ACTIVITY = Check each line of the entries below for the word "warning", and copy the lines that have it.

ENTRIES PROVIDED =
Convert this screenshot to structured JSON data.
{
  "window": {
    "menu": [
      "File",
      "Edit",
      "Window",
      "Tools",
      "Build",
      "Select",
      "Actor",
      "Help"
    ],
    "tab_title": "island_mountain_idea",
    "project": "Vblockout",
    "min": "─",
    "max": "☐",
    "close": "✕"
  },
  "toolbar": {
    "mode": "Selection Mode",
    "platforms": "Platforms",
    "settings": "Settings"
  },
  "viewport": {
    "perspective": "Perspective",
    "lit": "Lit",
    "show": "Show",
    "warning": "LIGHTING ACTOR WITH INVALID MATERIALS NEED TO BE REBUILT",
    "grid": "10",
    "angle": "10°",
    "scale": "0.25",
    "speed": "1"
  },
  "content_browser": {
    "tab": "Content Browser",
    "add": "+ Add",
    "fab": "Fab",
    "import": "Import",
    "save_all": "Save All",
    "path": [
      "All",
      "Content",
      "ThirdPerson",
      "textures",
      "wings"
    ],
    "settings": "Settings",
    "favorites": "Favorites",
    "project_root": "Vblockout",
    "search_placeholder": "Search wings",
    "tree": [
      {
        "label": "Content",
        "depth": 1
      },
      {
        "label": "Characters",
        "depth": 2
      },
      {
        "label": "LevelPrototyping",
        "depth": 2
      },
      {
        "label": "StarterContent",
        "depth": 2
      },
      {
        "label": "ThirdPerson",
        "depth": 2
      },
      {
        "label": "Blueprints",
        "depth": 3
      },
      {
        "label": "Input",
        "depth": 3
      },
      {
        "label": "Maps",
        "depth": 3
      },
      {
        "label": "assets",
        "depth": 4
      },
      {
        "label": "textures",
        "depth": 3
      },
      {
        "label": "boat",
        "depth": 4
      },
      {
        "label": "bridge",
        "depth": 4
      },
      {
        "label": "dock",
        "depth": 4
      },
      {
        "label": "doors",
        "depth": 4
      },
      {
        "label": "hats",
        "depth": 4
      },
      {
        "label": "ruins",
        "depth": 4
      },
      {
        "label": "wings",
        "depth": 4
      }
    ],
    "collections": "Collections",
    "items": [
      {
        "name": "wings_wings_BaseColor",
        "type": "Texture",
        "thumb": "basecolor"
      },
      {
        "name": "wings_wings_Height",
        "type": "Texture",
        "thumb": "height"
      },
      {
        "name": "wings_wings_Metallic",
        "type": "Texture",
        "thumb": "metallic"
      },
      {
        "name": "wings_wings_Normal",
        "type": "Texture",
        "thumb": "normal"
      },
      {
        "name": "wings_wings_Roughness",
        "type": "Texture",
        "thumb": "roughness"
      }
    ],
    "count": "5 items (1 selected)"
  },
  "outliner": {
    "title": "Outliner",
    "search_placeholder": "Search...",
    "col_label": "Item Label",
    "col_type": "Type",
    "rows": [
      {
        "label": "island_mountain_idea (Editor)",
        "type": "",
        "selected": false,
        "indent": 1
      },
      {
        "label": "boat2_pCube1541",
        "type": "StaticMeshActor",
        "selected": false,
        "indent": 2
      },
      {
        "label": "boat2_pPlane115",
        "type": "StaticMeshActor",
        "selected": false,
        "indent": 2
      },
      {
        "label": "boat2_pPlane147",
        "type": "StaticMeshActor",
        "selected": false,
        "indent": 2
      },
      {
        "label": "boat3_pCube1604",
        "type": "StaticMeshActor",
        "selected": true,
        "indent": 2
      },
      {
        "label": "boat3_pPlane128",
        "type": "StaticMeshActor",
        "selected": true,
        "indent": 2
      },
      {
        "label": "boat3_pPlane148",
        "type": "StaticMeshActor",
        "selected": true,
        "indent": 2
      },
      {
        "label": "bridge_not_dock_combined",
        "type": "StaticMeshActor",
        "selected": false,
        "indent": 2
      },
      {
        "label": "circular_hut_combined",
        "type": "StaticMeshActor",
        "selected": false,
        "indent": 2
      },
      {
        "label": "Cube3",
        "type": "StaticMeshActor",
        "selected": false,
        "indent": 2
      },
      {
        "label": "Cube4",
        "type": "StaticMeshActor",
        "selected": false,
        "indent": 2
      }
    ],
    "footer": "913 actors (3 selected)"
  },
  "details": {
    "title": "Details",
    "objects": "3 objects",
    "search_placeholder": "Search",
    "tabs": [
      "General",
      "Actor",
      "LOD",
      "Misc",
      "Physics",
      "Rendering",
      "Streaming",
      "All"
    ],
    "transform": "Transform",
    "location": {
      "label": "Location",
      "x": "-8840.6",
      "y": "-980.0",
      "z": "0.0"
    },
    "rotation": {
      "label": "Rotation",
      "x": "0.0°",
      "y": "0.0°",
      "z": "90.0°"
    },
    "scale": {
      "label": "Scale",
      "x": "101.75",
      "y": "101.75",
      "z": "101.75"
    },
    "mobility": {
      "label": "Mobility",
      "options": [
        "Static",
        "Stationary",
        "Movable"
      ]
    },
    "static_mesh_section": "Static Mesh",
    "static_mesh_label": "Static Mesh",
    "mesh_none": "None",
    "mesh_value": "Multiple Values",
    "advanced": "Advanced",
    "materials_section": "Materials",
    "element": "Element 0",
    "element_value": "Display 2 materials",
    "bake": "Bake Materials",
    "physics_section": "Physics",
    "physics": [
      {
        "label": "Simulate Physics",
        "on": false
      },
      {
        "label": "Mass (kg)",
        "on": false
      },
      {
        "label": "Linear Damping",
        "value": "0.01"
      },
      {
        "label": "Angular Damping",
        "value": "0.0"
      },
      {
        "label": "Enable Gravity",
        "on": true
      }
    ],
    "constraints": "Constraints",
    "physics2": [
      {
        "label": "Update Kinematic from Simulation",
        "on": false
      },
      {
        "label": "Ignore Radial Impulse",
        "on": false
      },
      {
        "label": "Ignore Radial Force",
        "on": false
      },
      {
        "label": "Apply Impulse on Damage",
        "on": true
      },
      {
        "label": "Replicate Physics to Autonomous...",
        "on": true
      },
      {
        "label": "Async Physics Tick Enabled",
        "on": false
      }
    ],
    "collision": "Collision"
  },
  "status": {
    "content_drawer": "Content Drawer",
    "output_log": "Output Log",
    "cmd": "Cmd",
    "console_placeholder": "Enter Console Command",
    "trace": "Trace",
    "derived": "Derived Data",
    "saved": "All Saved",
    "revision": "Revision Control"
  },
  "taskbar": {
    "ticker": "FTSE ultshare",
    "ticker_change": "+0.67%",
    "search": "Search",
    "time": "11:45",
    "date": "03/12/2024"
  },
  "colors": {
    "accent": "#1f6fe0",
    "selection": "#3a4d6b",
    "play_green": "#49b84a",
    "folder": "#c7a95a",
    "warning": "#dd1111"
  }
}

COMPLETED TASK =
    "warning": "LIGHTING ACTOR WITH INVALID MATERIALS NEED TO BE REBUILT",
    "warning": "#dd1111"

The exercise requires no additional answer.